### INPUT RECORDS

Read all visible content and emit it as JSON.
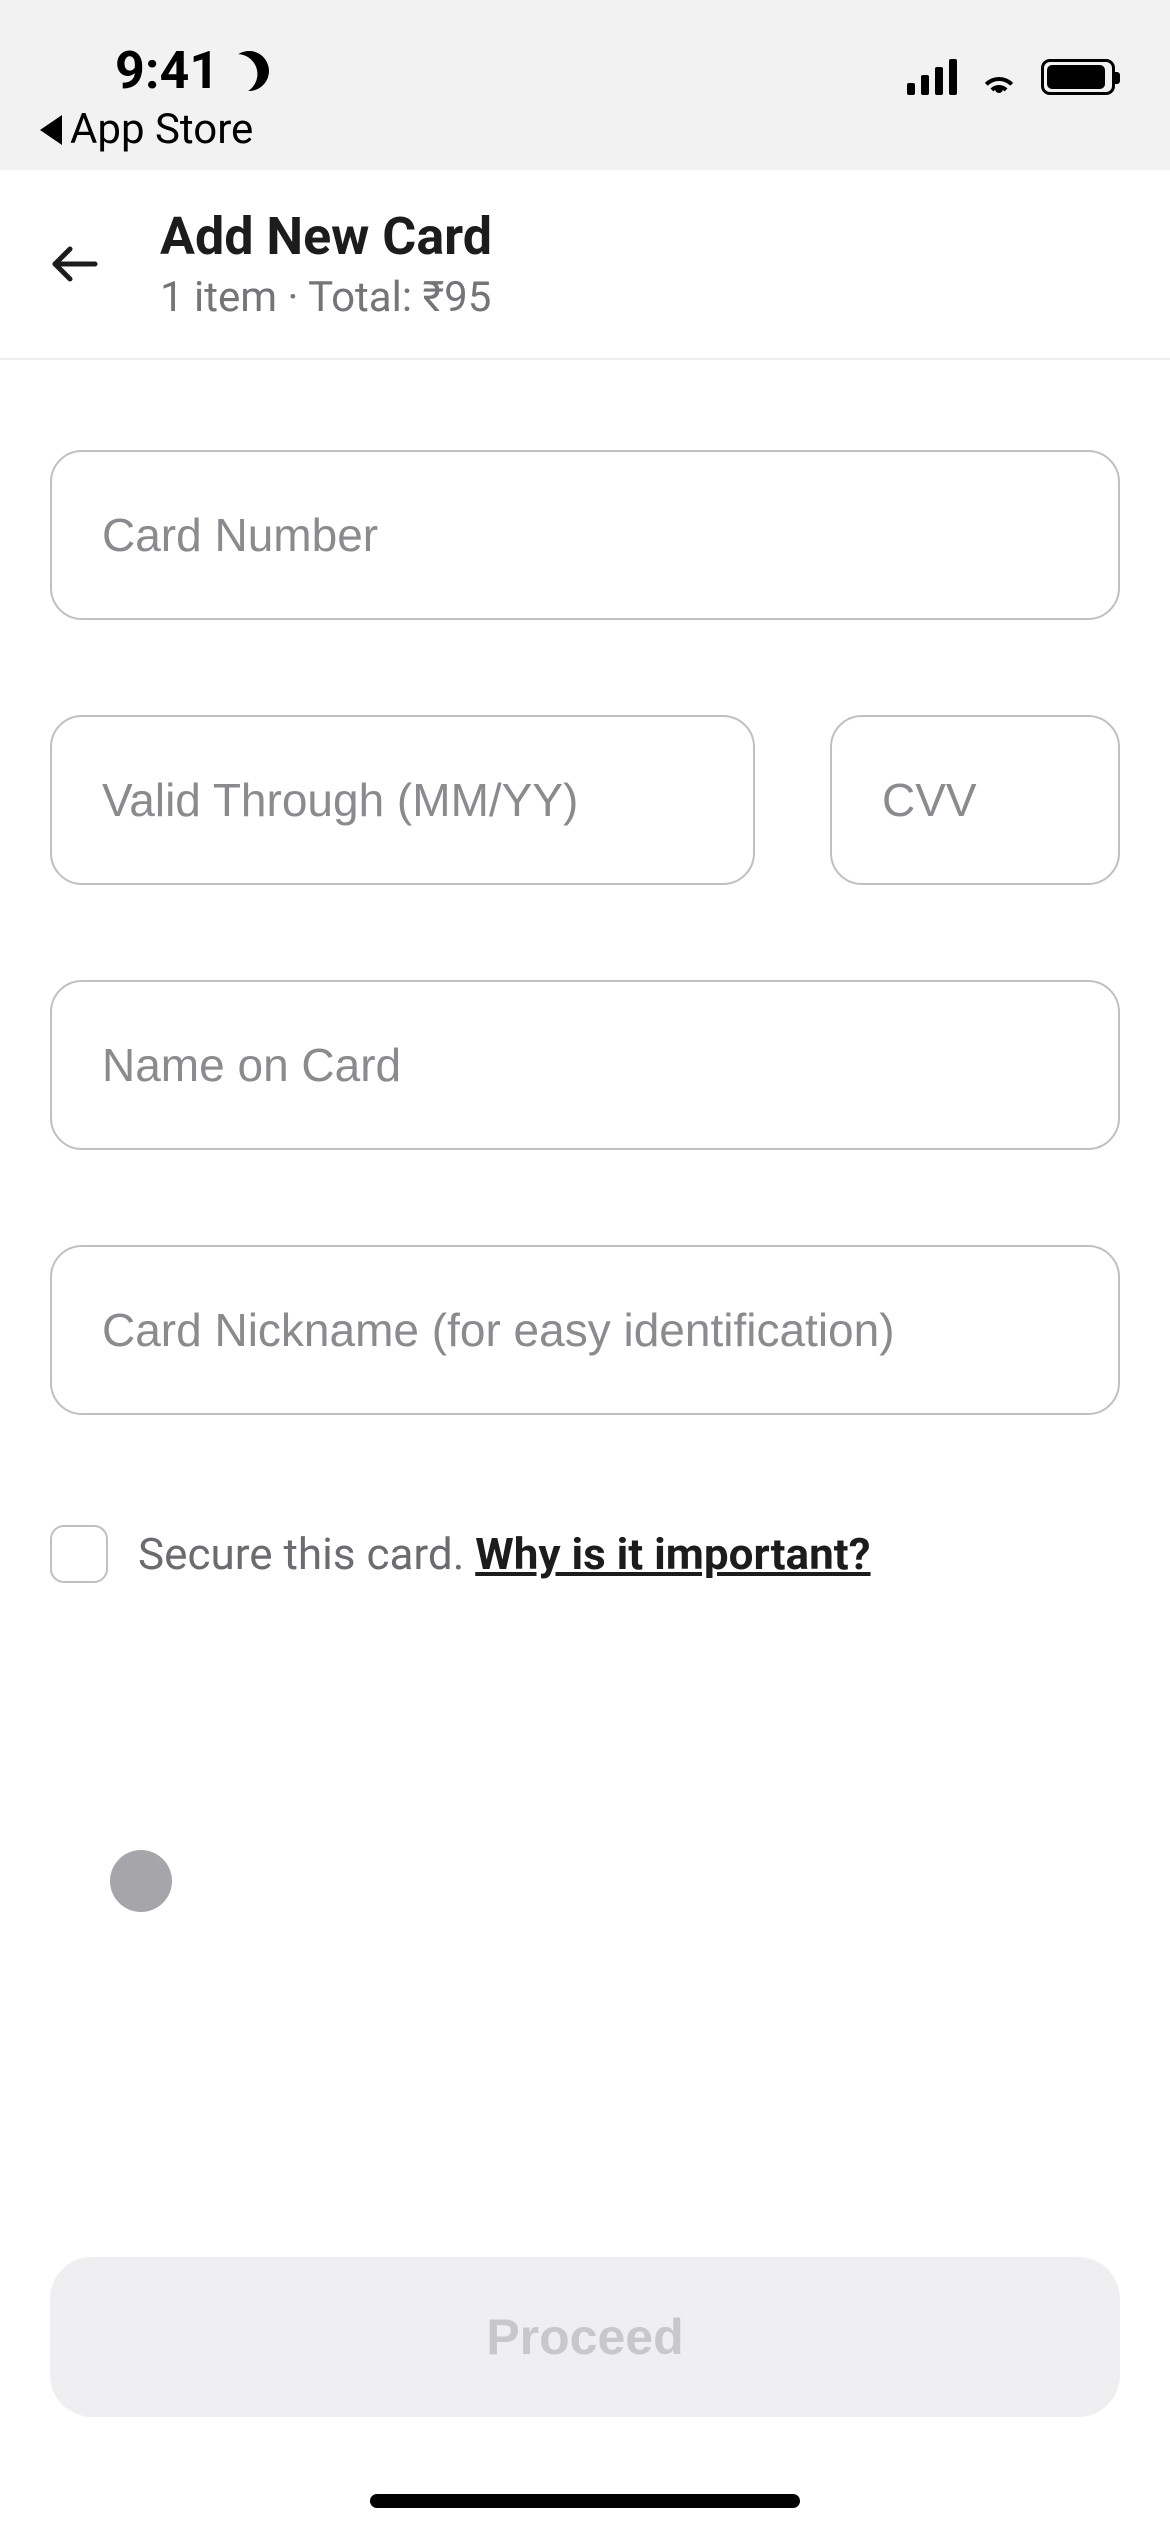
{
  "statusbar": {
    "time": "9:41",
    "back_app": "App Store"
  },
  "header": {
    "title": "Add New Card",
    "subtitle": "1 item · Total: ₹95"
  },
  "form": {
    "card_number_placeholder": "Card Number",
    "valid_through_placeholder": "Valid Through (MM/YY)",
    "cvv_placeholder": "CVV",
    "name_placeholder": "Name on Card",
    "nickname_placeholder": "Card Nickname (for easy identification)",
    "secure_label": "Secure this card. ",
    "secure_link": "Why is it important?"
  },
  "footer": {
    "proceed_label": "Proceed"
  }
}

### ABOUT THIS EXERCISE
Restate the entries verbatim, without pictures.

### RESPONSE TO THE TASK
Read all visible content and emit it as JSON.
{
  "statusbar": {
    "time": "9:41",
    "back_app": "App Store"
  },
  "header": {
    "title": "Add New Card",
    "subtitle": "1 item · Total: ₹95"
  },
  "form": {
    "card_number_placeholder": "Card Number",
    "valid_through_placeholder": "Valid Through (MM/YY)",
    "cvv_placeholder": "CVV",
    "name_placeholder": "Name on Card",
    "nickname_placeholder": "Card Nickname (for easy identification)",
    "secure_label": "Secure this card. ",
    "secure_link": "Why is it important?"
  },
  "footer": {
    "proceed_label": "Proceed"
  }
}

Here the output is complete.